▶ **Your goal**: Leave out the images and return all the data word for word.

(Excerpts from an interface dataset)

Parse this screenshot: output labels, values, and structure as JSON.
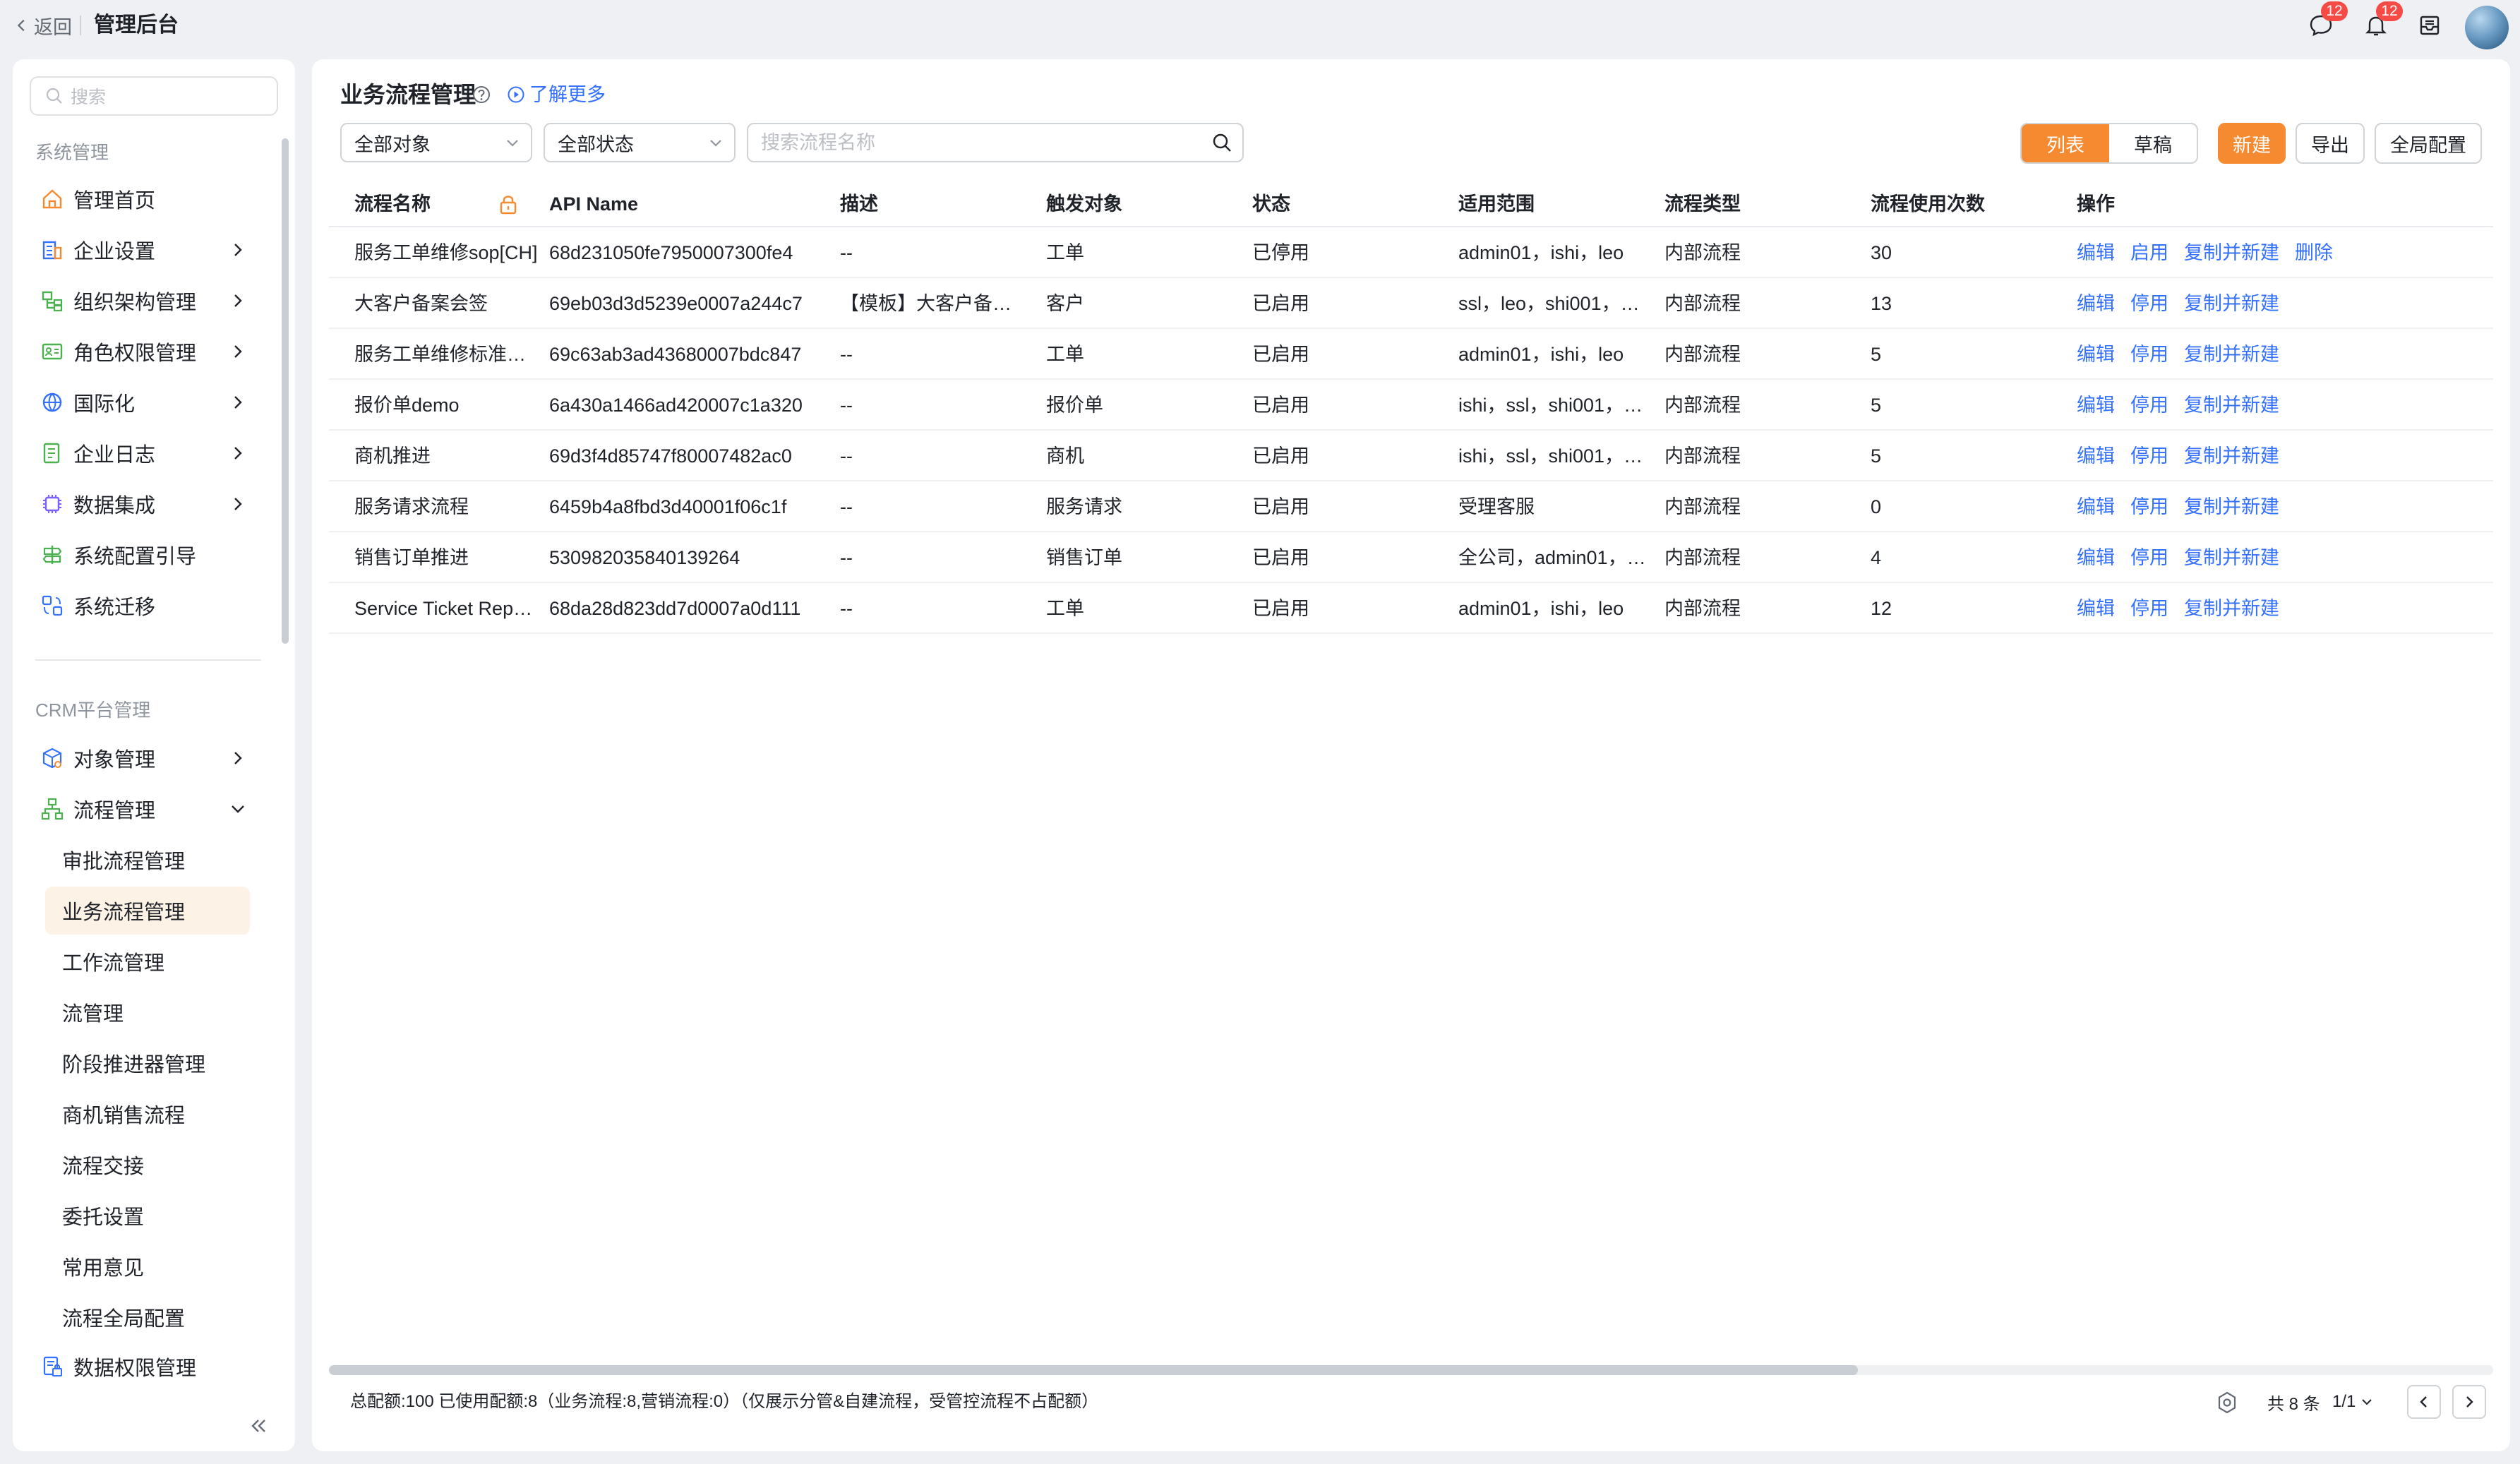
{
  "topbar": {
    "back_label": "返回",
    "title": "管理后台",
    "chat_badge": "12",
    "bell_badge": "12"
  },
  "sidebar": {
    "search_placeholder": "搜索",
    "section_system": "系统管理",
    "section_crm": "CRM平台管理",
    "system_items": [
      {
        "label": "管理首页",
        "icon": "home-icon"
      },
      {
        "label": "企业设置",
        "icon": "building-icon"
      },
      {
        "label": "组织架构管理",
        "icon": "org-chart-icon"
      },
      {
        "label": "角色权限管理",
        "icon": "role-card-icon"
      },
      {
        "label": "国际化",
        "icon": "globe-icon"
      },
      {
        "label": "企业日志",
        "icon": "log-icon"
      },
      {
        "label": "数据集成",
        "icon": "chip-icon"
      },
      {
        "label": "系统配置引导",
        "icon": "signpost-icon"
      },
      {
        "label": "系统迁移",
        "icon": "migrate-icon"
      }
    ],
    "crm_items": [
      {
        "label": "对象管理",
        "icon": "cube-icon"
      },
      {
        "label": "流程管理",
        "icon": "flow-icon"
      }
    ],
    "flow_sub_items": [
      "审批流程管理",
      "业务流程管理",
      "工作流管理",
      "流管理",
      "阶段推进器管理",
      "商机销售流程",
      "流程交接",
      "委托设置",
      "常用意见",
      "流程全局配置"
    ],
    "data_perm_label": "数据权限管理"
  },
  "main": {
    "title": "业务流程管理",
    "learn_more": "了解更多",
    "filter_object": "全部对象",
    "filter_status": "全部状态",
    "search_placeholder": "搜索流程名称",
    "view_list": "列表",
    "view_draft": "草稿",
    "btn_new": "新建",
    "btn_export": "导出",
    "btn_global": "全局配置"
  },
  "table": {
    "columns": [
      "流程名称",
      "API Name",
      "描述",
      "触发对象",
      "状态",
      "适用范围",
      "流程类型",
      "流程使用次数",
      "操作"
    ],
    "rows": [
      {
        "name": "服务工单维修sop[CH]",
        "api": "68d231050fe7950007300fe4",
        "desc": "--",
        "trigger": "工单",
        "status": "已停用",
        "scope": "admin01，ishi，leo",
        "type": "内部流程",
        "count": "30",
        "actions": [
          "编辑",
          "启用",
          "复制并新建",
          "删除"
        ]
      },
      {
        "name": "大客户备案会签",
        "api": "69eb03d3d5239e0007a244c7",
        "desc": "【模板】大客户备…",
        "trigger": "客户",
        "status": "已启用",
        "scope": "ssl，leo，shi001，…",
        "type": "内部流程",
        "count": "13",
        "actions": [
          "编辑",
          "停用",
          "复制并新建"
        ]
      },
      {
        "name": "服务工单维修标准作业",
        "api": "69c63ab3ad43680007bdc847",
        "desc": "--",
        "trigger": "工单",
        "status": "已启用",
        "scope": "admin01，ishi，leo",
        "type": "内部流程",
        "count": "5",
        "actions": [
          "编辑",
          "停用",
          "复制并新建"
        ]
      },
      {
        "name": "报价单demo",
        "api": "6a430a1466ad420007c1a320",
        "desc": "--",
        "trigger": "报价单",
        "status": "已启用",
        "scope": "ishi，ssl，shi001，…",
        "type": "内部流程",
        "count": "5",
        "actions": [
          "编辑",
          "停用",
          "复制并新建"
        ]
      },
      {
        "name": "商机推进",
        "api": "69d3f4d85747f80007482ac0",
        "desc": "--",
        "trigger": "商机",
        "status": "已启用",
        "scope": "ishi，ssl，shi001，…",
        "type": "内部流程",
        "count": "5",
        "actions": [
          "编辑",
          "停用",
          "复制并新建"
        ]
      },
      {
        "name": "服务请求流程",
        "api": "6459b4a8fbd3d40001f06c1f",
        "desc": "--",
        "trigger": "服务请求",
        "status": "已启用",
        "scope": "受理客服",
        "type": "内部流程",
        "count": "0",
        "actions": [
          "编辑",
          "停用",
          "复制并新建"
        ]
      },
      {
        "name": "销售订单推进",
        "api": "530982035840139264",
        "desc": "--",
        "trigger": "销售订单",
        "status": "已启用",
        "scope": "全公司，admin01，…",
        "type": "内部流程",
        "count": "4",
        "actions": [
          "编辑",
          "停用",
          "复制并新建"
        ]
      },
      {
        "name": "Service Ticket Repair :",
        "api": "68da28d823dd7d0007a0d111",
        "desc": "--",
        "trigger": "工单",
        "status": "已启用",
        "scope": "admin01，ishi，leo",
        "type": "内部流程",
        "count": "12",
        "actions": [
          "编辑",
          "停用",
          "复制并新建"
        ]
      }
    ]
  },
  "footer": {
    "quota_note": "总配额:100 已使用配额:8（业务流程:8,营销流程:0）（仅展示分管&自建流程，受管控流程不占配额）",
    "total": "共 8 条",
    "page": "1/1"
  },
  "colors": {
    "accent": "#f58a30",
    "link": "#3370ff",
    "badge": "#f54a45"
  }
}
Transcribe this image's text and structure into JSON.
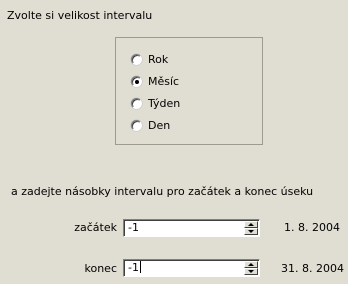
{
  "heading": "Zvolte si velikost intervalu",
  "interval_options": [
    {
      "label": "Rok",
      "checked": false
    },
    {
      "label": "Měsíc",
      "checked": true
    },
    {
      "label": "Týden",
      "checked": false
    },
    {
      "label": "Den",
      "checked": false
    }
  ],
  "instruction": "a zadejte násobky intervalu pro začátek a konec úseku",
  "start": {
    "label": "začátek",
    "value": "-1",
    "date": "1. 8. 2004"
  },
  "end": {
    "label": "konec",
    "value": "-1",
    "date": "31. 8. 2004"
  }
}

▶ **Solved exercise**:
Parse this screenshot: output labels, values, and structure as JSON.
{
  "topbar": {
    "back_label": "返回",
    "title": "管理后台",
    "chat_badge": "12",
    "bell_badge": "12"
  },
  "sidebar": {
    "search_placeholder": "搜索",
    "section_system": "系统管理",
    "section_crm": "CRM平台管理",
    "system_items": [
      {
        "label": "管理首页",
        "icon": "home-icon"
      },
      {
        "label": "企业设置",
        "icon": "building-icon"
      },
      {
        "label": "组织架构管理",
        "icon": "org-chart-icon"
      },
      {
        "label": "角色权限管理",
        "icon": "role-card-icon"
      },
      {
        "label": "国际化",
        "icon": "globe-icon"
      },
      {
        "label": "企业日志",
        "icon": "log-icon"
      },
      {
        "label": "数据集成",
        "icon": "chip-icon"
      },
      {
        "label": "系统配置引导",
        "icon": "signpost-icon"
      },
      {
        "label": "系统迁移",
        "icon": "migrate-icon"
      }
    ],
    "crm_items": [
      {
        "label": "对象管理",
        "icon": "cube-icon"
      },
      {
        "label": "流程管理",
        "icon": "flow-icon"
      }
    ],
    "flow_sub_items": [
      "审批流程管理",
      "业务流程管理",
      "工作流管理",
      "流管理",
      "阶段推进器管理",
      "商机销售流程",
      "流程交接",
      "委托设置",
      "常用意见",
      "流程全局配置"
    ],
    "data_perm_label": "数据权限管理"
  },
  "main": {
    "title": "业务流程管理",
    "learn_more": "了解更多",
    "filter_object": "全部对象",
    "filter_status": "全部状态",
    "search_placeholder": "搜索流程名称",
    "view_list": "列表",
    "view_draft": "草稿",
    "btn_new": "新建",
    "btn_export": "导出",
    "btn_global": "全局配置"
  },
  "table": {
    "columns": [
      "流程名称",
      "API Name",
      "描述",
      "触发对象",
      "状态",
      "适用范围",
      "流程类型",
      "流程使用次数",
      "操作"
    ],
    "rows": [
      {
        "name": "服务工单维修sop[CH]",
        "api": "68d231050fe7950007300fe4",
        "desc": "--",
        "trigger": "工单",
        "status": "已停用",
        "scope": "admin01，ishi，leo",
        "type": "内部流程",
        "count": "30",
        "actions": [
          "编辑",
          "启用",
          "复制并新建",
          "删除"
        ]
      },
      {
        "name": "大客户备案会签",
        "api": "69eb03d3d5239e0007a244c7",
        "desc": "【模板】大客户备…",
        "trigger": "客户",
        "status": "已启用",
        "scope": "ssl，leo，shi001，…",
        "type": "内部流程",
        "count": "13",
        "actions": [
          "编辑",
          "停用",
          "复制并新建"
        ]
      },
      {
        "name": "服务工单维修标准作业",
        "api": "69c63ab3ad43680007bdc847",
        "desc": "--",
        "trigger": "工单",
        "status": "已启用",
        "scope": "admin01，ishi，leo",
        "type": "内部流程",
        "count": "5",
        "actions": [
          "编辑",
          "停用",
          "复制并新建"
        ]
      },
      {
        "name": "报价单demo",
        "api": "6a430a1466ad420007c1a320",
        "desc": "--",
        "trigger": "报价单",
        "status": "已启用",
        "scope": "ishi，ssl，shi001，…",
        "type": "内部流程",
        "count": "5",
        "actions": [
          "编辑",
          "停用",
          "复制并新建"
        ]
      },
      {
        "name": "商机推进",
        "api": "69d3f4d85747f80007482ac0",
        "desc": "--",
        "trigger": "商机",
        "status": "已启用",
        "scope": "ishi，ssl，shi001，…",
        "type": "内部流程",
        "count": "5",
        "actions": [
          "编辑",
          "停用",
          "复制并新建"
        ]
      },
      {
        "name": "服务请求流程",
        "api": "6459b4a8fbd3d40001f06c1f",
        "desc": "--",
        "trigger": "服务请求",
        "status": "已启用",
        "scope": "受理客服",
        "type": "内部流程",
        "count": "0",
        "actions": [
          "编辑",
          "停用",
          "复制并新建"
        ]
      },
      {
        "name": "销售订单推进",
        "api": "530982035840139264",
        "desc": "--",
        "trigger": "销售订单",
        "status": "已启用",
        "scope": "全公司，admin01，…",
        "type": "内部流程",
        "count": "4",
        "actions": [
          "编辑",
          "停用",
          "复制并新建"
        ]
      },
      {
        "name": "Service Ticket Repair :",
        "api": "68da28d823dd7d0007a0d111",
        "desc": "--",
        "trigger": "工单",
        "status": "已启用",
        "scope": "admin01，ishi，leo",
        "type": "内部流程",
        "count": "12",
        "actions": [
          "编辑",
          "停用",
          "复制并新建"
        ]
      }
    ]
  },
  "footer": {
    "quota_note": "总配额:100 已使用配额:8（业务流程:8,营销流程:0）（仅展示分管&自建流程，受管控流程不占配额）",
    "total": "共 8 条",
    "page": "1/1"
  },
  "colors": {
    "accent": "#f58a30",
    "link": "#3370ff",
    "badge": "#f54a45"
  }
}
Transcribe this image's text and structure into JSON.
{
  "heading": "Zvolte si velikost intervalu",
  "interval_options": [
    {
      "label": "Rok",
      "checked": false
    },
    {
      "label": "Měsíc",
      "checked": true
    },
    {
      "label": "Týden",
      "checked": false
    },
    {
      "label": "Den",
      "checked": false
    }
  ],
  "instruction": "a zadejte násobky intervalu pro začátek a konec úseku",
  "start": {
    "label": "začátek",
    "value": "-1",
    "date": "1. 8. 2004"
  },
  "end": {
    "label": "konec",
    "value": "-1",
    "date": "31. 8. 2004"
  }
}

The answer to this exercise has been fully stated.